Sony SMP-N100 media player

I have been thinking about getting a DLNA media receiver for a long time and I finally broke down and picked one up. I have a bunch of movies and TV shows archived on my media server and it is great when watching them through WMC, but not every TV in the house is connected to a computer. It is easy enough to connect an XB0x360 to Serviio DLNA server or connect the Wii to a Windows Share, but my XBox360 finally RRoD’d and we only have one Wii. Having kids we do not have a lot of “extra” money so I was looking for an inexpensive DLNA receiver that would easily work with Serviio and I came across the Sony SMP-N100.

There were three things that sold me on the SMP-N100. First it is made by Sony, I have never had a bad experience with a Sony product. Second, at $49 dollars it is affordable. Finally  it has built in WiFi that will connect to any  band out there and that was the major selling point.

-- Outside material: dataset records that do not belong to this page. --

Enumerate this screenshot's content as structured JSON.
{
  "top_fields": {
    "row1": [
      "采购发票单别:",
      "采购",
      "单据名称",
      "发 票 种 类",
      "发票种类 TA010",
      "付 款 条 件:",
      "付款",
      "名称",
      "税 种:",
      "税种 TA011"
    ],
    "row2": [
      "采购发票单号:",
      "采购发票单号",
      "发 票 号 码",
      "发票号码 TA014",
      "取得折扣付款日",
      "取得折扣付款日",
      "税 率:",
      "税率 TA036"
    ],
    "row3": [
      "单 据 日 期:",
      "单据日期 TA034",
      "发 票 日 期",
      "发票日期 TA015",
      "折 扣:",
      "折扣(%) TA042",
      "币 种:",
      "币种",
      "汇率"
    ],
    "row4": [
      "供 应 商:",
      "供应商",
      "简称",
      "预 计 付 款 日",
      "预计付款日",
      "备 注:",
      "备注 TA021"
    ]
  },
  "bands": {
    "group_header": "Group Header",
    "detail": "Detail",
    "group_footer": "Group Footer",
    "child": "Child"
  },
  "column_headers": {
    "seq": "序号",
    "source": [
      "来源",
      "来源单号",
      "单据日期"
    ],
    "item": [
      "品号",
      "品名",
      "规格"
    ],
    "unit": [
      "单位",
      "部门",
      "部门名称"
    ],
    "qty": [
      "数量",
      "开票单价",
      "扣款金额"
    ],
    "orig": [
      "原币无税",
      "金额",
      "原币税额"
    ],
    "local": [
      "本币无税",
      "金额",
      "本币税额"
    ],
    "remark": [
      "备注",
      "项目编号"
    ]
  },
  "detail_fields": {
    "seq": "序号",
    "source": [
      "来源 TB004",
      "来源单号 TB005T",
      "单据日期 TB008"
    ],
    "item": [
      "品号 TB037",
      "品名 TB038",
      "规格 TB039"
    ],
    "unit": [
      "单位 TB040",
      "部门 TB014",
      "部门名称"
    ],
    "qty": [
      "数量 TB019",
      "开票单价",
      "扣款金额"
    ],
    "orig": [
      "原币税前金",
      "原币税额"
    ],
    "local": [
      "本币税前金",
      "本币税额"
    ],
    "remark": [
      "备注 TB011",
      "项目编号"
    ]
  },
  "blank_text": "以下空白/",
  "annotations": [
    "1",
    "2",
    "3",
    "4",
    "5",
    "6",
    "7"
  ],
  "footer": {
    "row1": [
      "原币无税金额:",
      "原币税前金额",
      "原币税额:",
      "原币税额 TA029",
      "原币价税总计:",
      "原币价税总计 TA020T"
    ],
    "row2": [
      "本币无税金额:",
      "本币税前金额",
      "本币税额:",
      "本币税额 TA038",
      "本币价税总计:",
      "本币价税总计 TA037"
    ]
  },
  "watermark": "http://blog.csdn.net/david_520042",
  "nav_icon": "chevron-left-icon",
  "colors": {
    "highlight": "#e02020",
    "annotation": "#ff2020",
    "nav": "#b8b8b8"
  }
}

The unit does come with a wired network port however I will probably never use it  because Miranda frowns on me punching holes in the walls to run Cat-5 everywhere.

Setting up the unit was pretty simple; select your language, which video output you will be using and finally selecting the aspect ratio on your TV. If you are using a wireless connection you can browse for your wireless SSID and configure that and you are up and running. If you have a DLNA server running you can add that to the video servers. It has built in access to a lot of services such as Amazon Video, YouTube, NetFlix, Hulu Plus and Pandora just to name a few so you are not limited to what you can connect to.

Sony has a newer model out, the SMP-N200 but I got this model because it was a little bit cheaper and I just wanted to test the waters to see how it would perform. My experience has been good so far so I will probably be purchasing the newer model in the near future.



Quick and easy screen share (and capture)

Over the holiday my mother-in-law had a sick computer. While us nerds are good at figuring things out, it is not always an easy thing to diagnose over the phone. That in mind, I went looking for a simple screen sharing solution so I could see the problem without her having to open ports in her router for RDP which would have just opened up a whole new can of worms.

Doing a quick web search I came across‘s web site and it made everything super simple. The host downloads and runs an app that acts as the server software. Once the server is up and running it displays an access code they can give to the remote viewer to access the session in a web browser.

It can be a bit of a pain if the other end is running Windows 7 with UAC enabled, but I guess that was the point of having UAC installed to begin with. Other than that I have no complaints, I had her system up and running smoothly again in no time. I have a feeling I will be using this quite a bit in the future. It is definitely worth checking out.

Streaming media to your Wii

One of the great things about consoles that have recently been released is media streaming. Recently I have been using the Serviio DLNA media server to stream videos to the XBox 360, unfortunately during a lightning storm a few weeks back my 360 console sacrificed itself to protect my $15 plug strip. While I applaud that kind of dedication, the kids now have to use the living room TV to watch movies. Needless to say, the situation is not optimal.

Which brings us to the Wii. The Wii console is great, but when it comes to streaming video it is way behind the XBox 360. However, with the Homebrew Channel and WiiMC that is a very easy problem to remedy. Granted, the downside here is you have to soft mod your Wii and that might not be your particular brand of cognac. Soft modding is not hard, but it is well beyond the scope of this post but there are many guides out there on installing HBC on your Wii.

Once the application is installed add your SMB  (Windows share) with your shared media into the configuration. It is not quite as tidy as being able to hook to Serviio as a DLNA receiver, but it works and it works well.

As an aside, if you have the Homebrew Channel installed I highly recommend the Homebrew Browser. It is a heck of a lot easier than moving files over to your SD card every time you want to add an application. Just select the app you want and install from within HBC. It works a treat!